On Wednesday, day 75 of Israel’s war with Hamas, the fighting goes on both in the north and south of Israel although thankfully, the last rocket alert in Israel was at 11 PM Tuesday night.
This could be because the Hamas political leader in Gaza, Ismail Haniyeh, is in Egypt now for negotiations about a new hostage release deal coupled with a pause in the fighting. Discussions seem to be centering around the release of an additional 40 hostages (primarily women, the sick and the aged) along with a pause in the fighting and the release of a significant number of Palestinian political prisoners. No doubt there is a lot more pressure on Prime Minister Netanyahu to go down this route as a result of our regrettable killing of three Israeli hostages last week after their presumed escape from the clutches of Hamas.
Meanwhile the list of casualties continues to grow with new names of the dead published each day. Our troops have now reached the center of Khan Yunis in the strip where the Hamas leadership is thought to be headquartered. Yet Israeli intelligence indicates that the leadership is quite mobile and not waiting for a visit by the IDF.
Regarding how Hamas operated, Ahmed Kahlot, director of the Kamal Adwan Hospital in Gaza’s Jabalya neighborhood, told Israel’s Shin Bet internal security agency during an interrogation that Hamas used the hospital for military purposes. Hamas was given privileges to use the hospital for military actions including hiding its key members, moving terrorists around, and holding a captured soldier. Despite the risk to patients and staff, Kahlot said that Hamas terrorists “hide in hospitals because for them a hospital is a safe place. They won’t be targeted when they are inside a hospital.”
In the hospital, Hamas had access to special offices with private phone lines for its terror leaders, interrogators, and security as well as space to hold the captive IDF soldier. Not only does the terrorist organization use the hospital for military purposes, but it often compelled hospital staff to aid in Hamas’ anti-Israel activities.

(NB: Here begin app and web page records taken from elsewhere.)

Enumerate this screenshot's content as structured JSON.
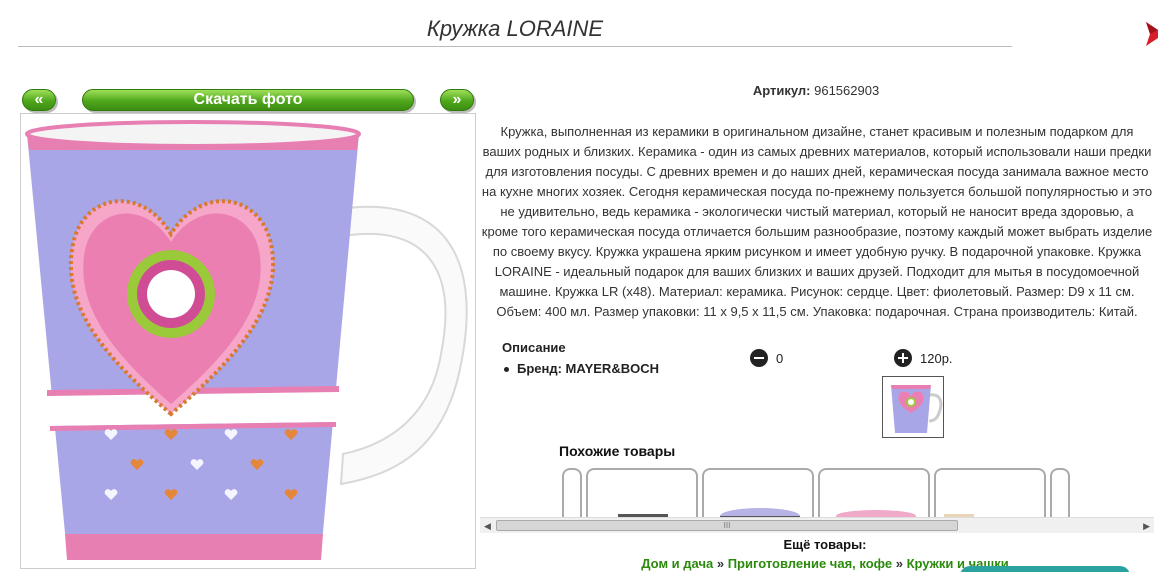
{
  "title": "Кружка LORAINE",
  "nav": {
    "prev": "«",
    "download": "Скачать фото",
    "next": "»"
  },
  "article": {
    "label": "Артикул:",
    "value": "961562903"
  },
  "description": "Кружка, выполненная из керамики в оригинальном дизайне, станет красивым и полезным подарком для ваших родных и близких. Керамика - один из самых древних материалов, который использовали наши предки для изготовления посуды. С древних времен и до наших дней, керамическая посуда занимала важное место на кухне многих хозяек. Сегодня керамическая посуда по-прежнему пользуется большой популярностью и это не удивительно, ведь керамика - экологически чистый материал, который не наносит вреда здоровью, а кроме того керамическая посуда отличается большим разнообразие, поэтому каждый может выбрать изделие по своему вкусу. Кружка украшена ярким рисунком и имеет удобную ручку. В подарочной упаковке. Кружка LORAINE - идеальный подарок для ваших близких и ваших друзей. Подходит для мытья в посудомоечной машине. Кружка LR (х48). Материал: керамика. Рисунок: сердце. Цвет: фиолетовый. Размер: D9 х 11 см. Объем: 400 мл. Размер упаковки: 11 х 9,5 х 11,5 см. Упаковка: подарочная. Страна производитель: Китай.",
  "specs": {
    "title": "Описание",
    "brand": "Бренд: MAYER&BOCH"
  },
  "quantity": {
    "value": "0",
    "price": "120р."
  },
  "similar": {
    "title": "Похожие товары"
  },
  "scrollbar": {
    "left": "◀",
    "grip": "III",
    "right": "▶"
  },
  "more": {
    "title": "Ещё товары:",
    "crumb1": "Дом и дача",
    "sep1": " » ",
    "crumb2": "Приготовление чая, кофе",
    "sep2": " » ",
    "crumb3": "Кружки и чашки"
  },
  "colors": {
    "green_button": "#4fa81c",
    "link_green": "#2b8a0c",
    "mug_lavender": "#a9a6e8",
    "mug_pink": "#e77fb3",
    "close_red": "#d81e2a"
  },
  "icons": {
    "close": "close-icon",
    "minus": "minus-circle-icon",
    "plus": "plus-circle-icon"
  }
}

Ahmed Kahlot said he was recruited by Hamas in 2010 and added, “I know 16 employees in the hospital – doctor, nurse, paramedic, or clerks… who also have different positions in al-Qassam,” referring to the armed wing of Hamas. Hamas even has its own ambulances with special colors and without license plates for transporting supplies, corpses, and hostages. The hospital director echoes much of the criticism other Gazans have expressed of Hamas, “The leaders of Hamas are cowards. They left us in the field while they hid in secret places… They have destroyed us.”
Sadly this war has redefined the concept of resiliency. For us in Israel, resiliency means that given the war footing in which the country has been operating for now over 10 weeks, those of us who are not “at the front” as it were, continue to maintain some reasonable semblance of daily life. This, of course, concomitant with the amazing level of volunteer activity that generated from the first day of the fighting. Everyone is looking out for everyone else and the volunteer community is providing incredible support both to our troops and to the close to 250,000 Israelis who were evacuated from border communities both in the north and the south.
For Hamas, resiliency means continuing to sacrifice their own people in the pursuit of the unattainable goal of eliminating Israel and expelling the almost 7 million Jews who live here and have built the country into the second largest tech hub in the world after Silicon Valley. If we accept the figures of Hamas, to date over 20,000 of Gaza residents have been killed since the start of hostilities and the only thing they have to show for their sacrifice is a physically destroyed entity and over two million despondent people.
Bill Maher, in his last HBO program of the season last Friday night, provides the best analysis of the insanity of this entire situation which can be found here….
If you have not already seen this, I recommend you take the 8 minutes and watch it…..I could not have said it better. Would be useful if our enemies would watch it as well, of course.